• **Task to complete**:
Extract each line of the records below that contains the word "Yamid".

• **Provided information**:
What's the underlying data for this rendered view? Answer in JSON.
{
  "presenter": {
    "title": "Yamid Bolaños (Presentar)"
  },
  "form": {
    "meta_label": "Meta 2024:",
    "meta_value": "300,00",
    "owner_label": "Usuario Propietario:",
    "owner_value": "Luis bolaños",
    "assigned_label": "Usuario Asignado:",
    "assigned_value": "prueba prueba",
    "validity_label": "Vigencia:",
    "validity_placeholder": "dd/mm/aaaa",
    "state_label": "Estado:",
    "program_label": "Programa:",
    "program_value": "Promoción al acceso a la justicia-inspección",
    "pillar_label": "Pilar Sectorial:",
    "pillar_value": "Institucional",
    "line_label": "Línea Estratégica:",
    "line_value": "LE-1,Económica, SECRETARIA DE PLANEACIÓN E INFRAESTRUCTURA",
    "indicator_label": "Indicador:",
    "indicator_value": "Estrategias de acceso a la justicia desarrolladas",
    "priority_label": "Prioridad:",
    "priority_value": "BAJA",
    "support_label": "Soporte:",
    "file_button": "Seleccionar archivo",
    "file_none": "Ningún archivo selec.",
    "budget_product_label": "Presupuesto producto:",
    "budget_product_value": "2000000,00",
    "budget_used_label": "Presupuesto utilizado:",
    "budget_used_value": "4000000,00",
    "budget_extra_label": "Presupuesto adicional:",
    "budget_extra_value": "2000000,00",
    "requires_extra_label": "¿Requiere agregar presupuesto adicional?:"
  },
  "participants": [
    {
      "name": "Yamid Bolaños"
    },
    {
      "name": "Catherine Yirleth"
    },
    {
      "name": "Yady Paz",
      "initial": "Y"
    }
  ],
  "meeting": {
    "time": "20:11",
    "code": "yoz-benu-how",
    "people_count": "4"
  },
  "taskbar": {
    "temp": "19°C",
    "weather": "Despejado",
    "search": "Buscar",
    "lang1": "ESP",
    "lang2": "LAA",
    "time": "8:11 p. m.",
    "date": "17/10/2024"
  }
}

• **Solution for this exercise**:
    "title": "Yamid Bolaños (Presentar)"
      "name": "Yamid Bolaños"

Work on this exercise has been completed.